State mulling new camping options at Eagle Lake, Deboullie
ASHLAND, Maine — The Maine Bureau of Parks and Lands is hosting a public meeting in Ashland Wednesday to gather input on a proposal to add and expand campsites at public reserve lands around Eagle Lake and Deboullie Mountain.
The Bureau of Parks and Lands, a part of the state Department of Conservation, Agriculture and Forestry, is considering the camping additions under the management plan for the Northern Aroostook Regional Public Reserve Lands.
The agency is holding a hearing on the proposal at 6 p.m. Wednesday, May 9, at the Bureau of Parks and Lands’ office at 45 Radar Road in Ashland. Comments by writing will be accepted until May 23, and can be sent to the Bureau of Parks and Lands.

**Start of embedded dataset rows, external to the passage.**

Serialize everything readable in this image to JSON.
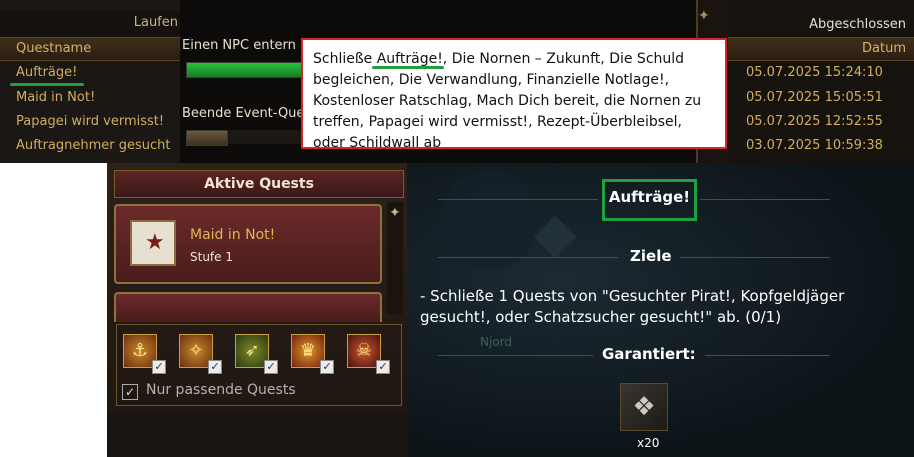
{
  "left_panel": {
    "header": "Laufen",
    "column": "Questname",
    "items": [
      "Aufträge!",
      "Maid in Not!",
      "Papagei wird vermisst!",
      "Auftragnehmer gesucht"
    ]
  },
  "middle_panel": {
    "label1": "Einen NPC entern",
    "label2": "Beende Event-Ques"
  },
  "right_panel": {
    "header": "Abgeschlossen",
    "column": "Datum",
    "dates": [
      "05.07.2025 15:24:10",
      "05.07.2025 15:05:51",
      "05.07.2025 12:52:55",
      "03.07.2025 10:59:38"
    ]
  },
  "tooltip": {
    "lines": [
      "Schließe Aufträge!, Die Nornen – Zukunft, Die Schuld",
      "begleichen, Die Verwandlung, Finanzielle Notlage!,",
      "Kostenloser Ratschlag, Mach Dich bereit, die Nornen zu",
      "treffen, Papagei wird vermisst!, Rezept-Überbleibsel,",
      "oder Schildwall ab"
    ]
  },
  "quest_list": {
    "header": "Aktive Quests",
    "selected": {
      "name": "Maid in Not!",
      "level": "Stufe 1"
    },
    "filter_label": "Nur passende Quests"
  },
  "quest_detail": {
    "title": "Aufträge!",
    "objectives_heading": "Ziele",
    "objective": "- Schließe 1 Quests von \"Gesuchter Pirat!, Kopfgeldjäger gesucht!, oder Schatzsucher gesucht!\" ab. (0/1)",
    "map_label": "Njord",
    "rewards_heading": "Garantiert:",
    "reward_count": "x20"
  },
  "colors": {
    "highlight_green": "#1fa140",
    "tooltip_border": "#d8232a",
    "gold_text": "#d3ad5d"
  }
}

The proposal calls for adding one or more campsites to accommodate vehicle-drawn trailer campers within the 21,871-acre Deboullie lands. Currently, Deboullie is home to 29 primitive campsites with privies, of which 23 can be accessed in a vehicle.
In the draft proposal, Parks and Lands staff wrote that the new trailer campsite or campsites could be developed by expanding existing drive-to campsites, including on the shores of one of the unit’s multiple ponds.
Another proposal up for consideration concerns the Alec Brook campsite in the Eagle Lake Public Reserve Land Unit, which spans 24,083 acres on the eastern half of Eagle Lake.
Located on the north shore of Eagle Lake, the Alec Brook campsite is currently accessible only by boat. The proposed change would make the Alec Brook campsite accessible to all-terrain vehicles and possibly road vehicles in the future, according to the proposal.
This change would involve upgrading about a half-mile of roadway, and include barriers near the campsite to prevent ATVs and other vehicles from driving onto the lake shore or into the water, according to the proposal.
In the proposal, Bureau of Parks and Lands staff wrote that the suggested changes grew out of a scheduled five-year review of the 15-year management plan for the Northern Aroostook Public Reserve Lands, which was developed in 2007.
One of the original management plan’s goals is to “provide a balanced spectrum of opportunities in keeping with those available in the region as a whole.” Bureau of Public Lands staff wrote in the proposal that those camping additions “are now warranted due to ongoing demand for the enhancements.”
In written comments submitted so far, the proposal for the Eagle Lake changes has drawn a mixed reaction.
Cathy Johnson, forests and wildlife project director with the Natural Resources Council of Maine, wrote that making the boat-only Eagle Lake campsite accessible to ATVs and vehicles could “result in degradation of the semi-remote character of the area.”
Johnson also argued that if a separate proposed residential development on Square and Cross lakes goes through, the backcountry nature of the Eagle Lake Public Reserve Land could see higher overall traffic.
Paul Lozier of the Sly Brook Trail Blazers ATV Club in Wallagrass wrote in support of the additional accessibility to the Eagle Lake campsite.
“I believe that this campsite has great potential for year round use, even in the winter with ice fisherman,” Lozier wrote.
The agency is expected to make a decision on the proposals early this summer.